Marriage equality once again proposed in Navajo Nation bill
FARMINGTON, N.M. (AP) — Months after withdrawing legislation that proposed the Navajo Nation recognize marriage equality through repealing and amending tribal laws, a new bill is bringing back that recommendation.
The legislation seeks to end the ban on same-sex marriage under the Diné Marriage Act and repeal the section of the Navajo Nation Council resolution from 2005 that forbids couples of the same gender from marrying on the tribal land or having their marriage recognized.
The bill also proposes to amend other provisions in tribal law to conform with the repeal, including those that address spousal rights to property and employee benefits under the tribal government.
Delegate Eugene Tso recently introduced the legislation. It is now eligible for consideration by four standing committees, then the Navajo Nation Council.
Tso sponsored the previous bill but abruptly withdrew his sponsorship in April, citing the need to retool the legislation amid mixed reaction from delegates and the public.
In an interview with the Daily Times on July 1, Tso said he wants the bill to go to the council at the summer session.
That session starts July 18, but it is uncertain whether the bill will complete the legislative process by then.
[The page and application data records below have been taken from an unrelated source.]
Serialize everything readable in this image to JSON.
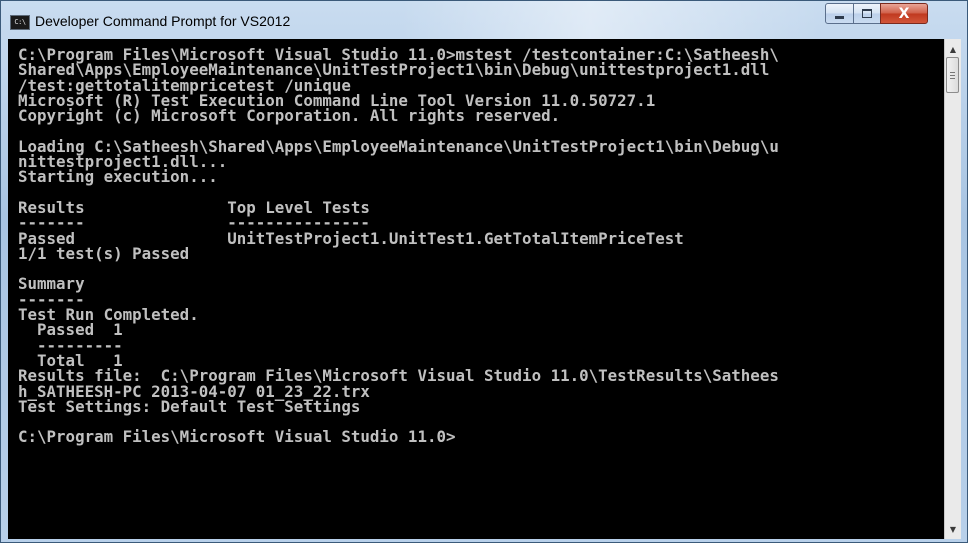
{
  "window": {
    "title": "Developer Command Prompt for VS2012",
    "app_icon_label": "C:\\",
    "controls": {
      "minimize_icon": "minimize-icon",
      "maximize_icon": "maximize-icon",
      "close_icon": "close-icon",
      "close_glyph": "X"
    }
  },
  "console": {
    "background": "#000000",
    "text_color": "#c0c0c0",
    "lines": [
      "C:\\Program Files\\Microsoft Visual Studio 11.0>mstest /testcontainer:C:\\Satheesh\\",
      "Shared\\Apps\\EmployeeMaintenance\\UnitTestProject1\\bin\\Debug\\unittestproject1.dll",
      "/test:gettotalitempricetest /unique",
      "Microsoft (R) Test Execution Command Line Tool Version 11.0.50727.1",
      "Copyright (c) Microsoft Corporation. All rights reserved.",
      "",
      "Loading C:\\Satheesh\\Shared\\Apps\\EmployeeMaintenance\\UnitTestProject1\\bin\\Debug\\u",
      "nittestproject1.dll...",
      "Starting execution...",
      "",
      "Results               Top Level Tests",
      "-------               ---------------",
      "Passed                UnitTestProject1.UnitTest1.GetTotalItemPriceTest",
      "1/1 test(s) Passed",
      "",
      "Summary",
      "-------",
      "Test Run Completed.",
      "  Passed  1",
      "  ---------",
      "  Total   1",
      "Results file:  C:\\Program Files\\Microsoft Visual Studio 11.0\\TestResults\\Sathees",
      "h_SATHEESH-PC 2013-04-07 01_23_22.trx",
      "Test Settings: Default Test Settings",
      "",
      "C:\\Program Files\\Microsoft Visual Studio 11.0>"
    ]
  },
  "scrollbar": {
    "up_arrow": "▲",
    "down_arrow": "▼"
  }
}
The first standing committee it was assigned to did not have a meeting scheduled this week, according to the Navajo Nation Council website.
“We’re talking about people ‐ they’re Navajos. They have census numbers too,” Tso said.
A census number is another term to describe the number assigned to a Navajo person after completing the enrollment process with the tribe’s vital records office.
“We can’t discriminate them for who they are and who we are. It’s bad to do that,” he said.
Tso, who represents Chinle Chapter in Arizona and is not seeking reelection this year, said he does not want the matter to be a referendum or be sidelined by delegates through a work session.
Since the interview was before Independence Day, Tso mentioned the holiday and described it as celebrating freedom and individual rights.
“We should understand that we’re changing. We’re no longer back in the ’40s, ‘30s or ’20s, we’re going forward. The LGBTQ, they like to enjoy life too,” Tso said.